BEGIN

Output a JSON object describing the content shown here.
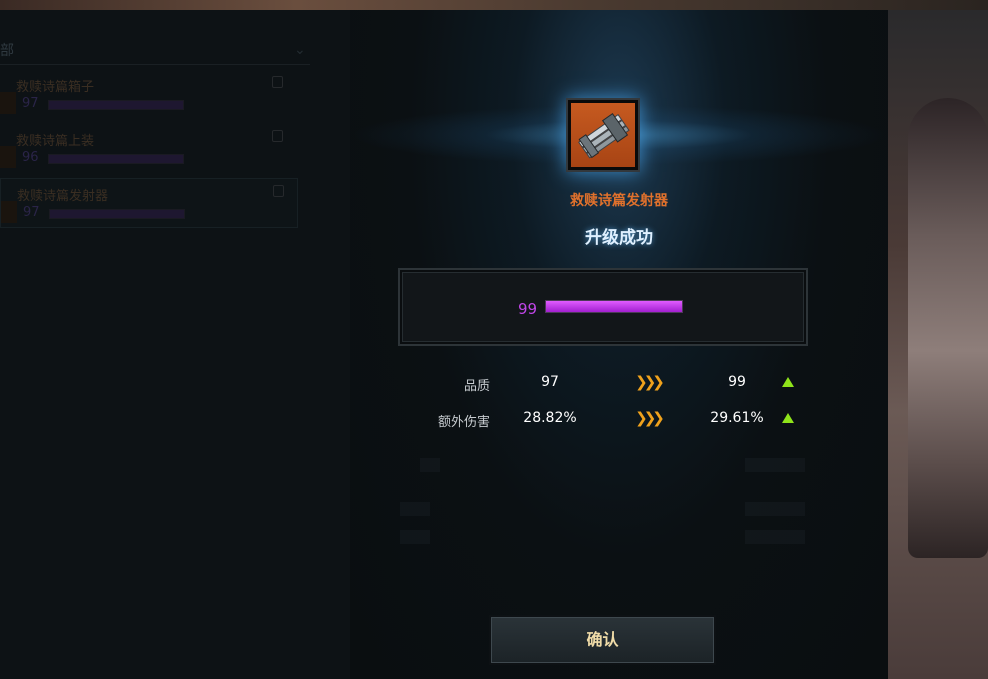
{
  "left_panel": {
    "header": "部",
    "items": [
      {
        "name": "救赎诗篇箱子",
        "level": "97"
      },
      {
        "name": "救赎诗篇上装",
        "level": "96"
      },
      {
        "name": "救赎诗篇发射器",
        "level": "97"
      }
    ]
  },
  "dialog": {
    "item_name": "救赎诗篇发射器",
    "title": "升级成功",
    "level": "99",
    "level_progress": 1.0,
    "stats": [
      {
        "label": "品质",
        "old": "97",
        "arrow": "❯❯❯",
        "new": "99"
      },
      {
        "label": "额外伤害",
        "old": "28.82%",
        "arrow": "❯❯❯",
        "new": "29.61%"
      }
    ],
    "confirm_label": "确认"
  },
  "colors": {
    "item_name": "#e0712c",
    "level_bar": "#c046e8",
    "up_arrow": "#8fe31a",
    "arrow": "#f0a21c"
  }
}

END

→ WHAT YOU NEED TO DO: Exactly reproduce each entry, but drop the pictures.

→ ANSWER FOR THE TASK:
Output a JSON object describing the content shown here.
{
  "left_panel": {
    "header": "部",
    "items": [
      {
        "name": "救赎诗篇箱子",
        "level": "97"
      },
      {
        "name": "救赎诗篇上装",
        "level": "96"
      },
      {
        "name": "救赎诗篇发射器",
        "level": "97"
      }
    ]
  },
  "dialog": {
    "item_name": "救赎诗篇发射器",
    "title": "升级成功",
    "level": "99",
    "level_progress": 1.0,
    "stats": [
      {
        "label": "品质",
        "old": "97",
        "arrow": "❯❯❯",
        "new": "99"
      },
      {
        "label": "额外伤害",
        "old": "28.82%",
        "arrow": "❯❯❯",
        "new": "29.61%"
      }
    ],
    "confirm_label": "确认"
  },
  "colors": {
    "item_name": "#e0712c",
    "level_bar": "#c046e8",
    "up_arrow": "#8fe31a",
    "arrow": "#f0a21c"
  }
}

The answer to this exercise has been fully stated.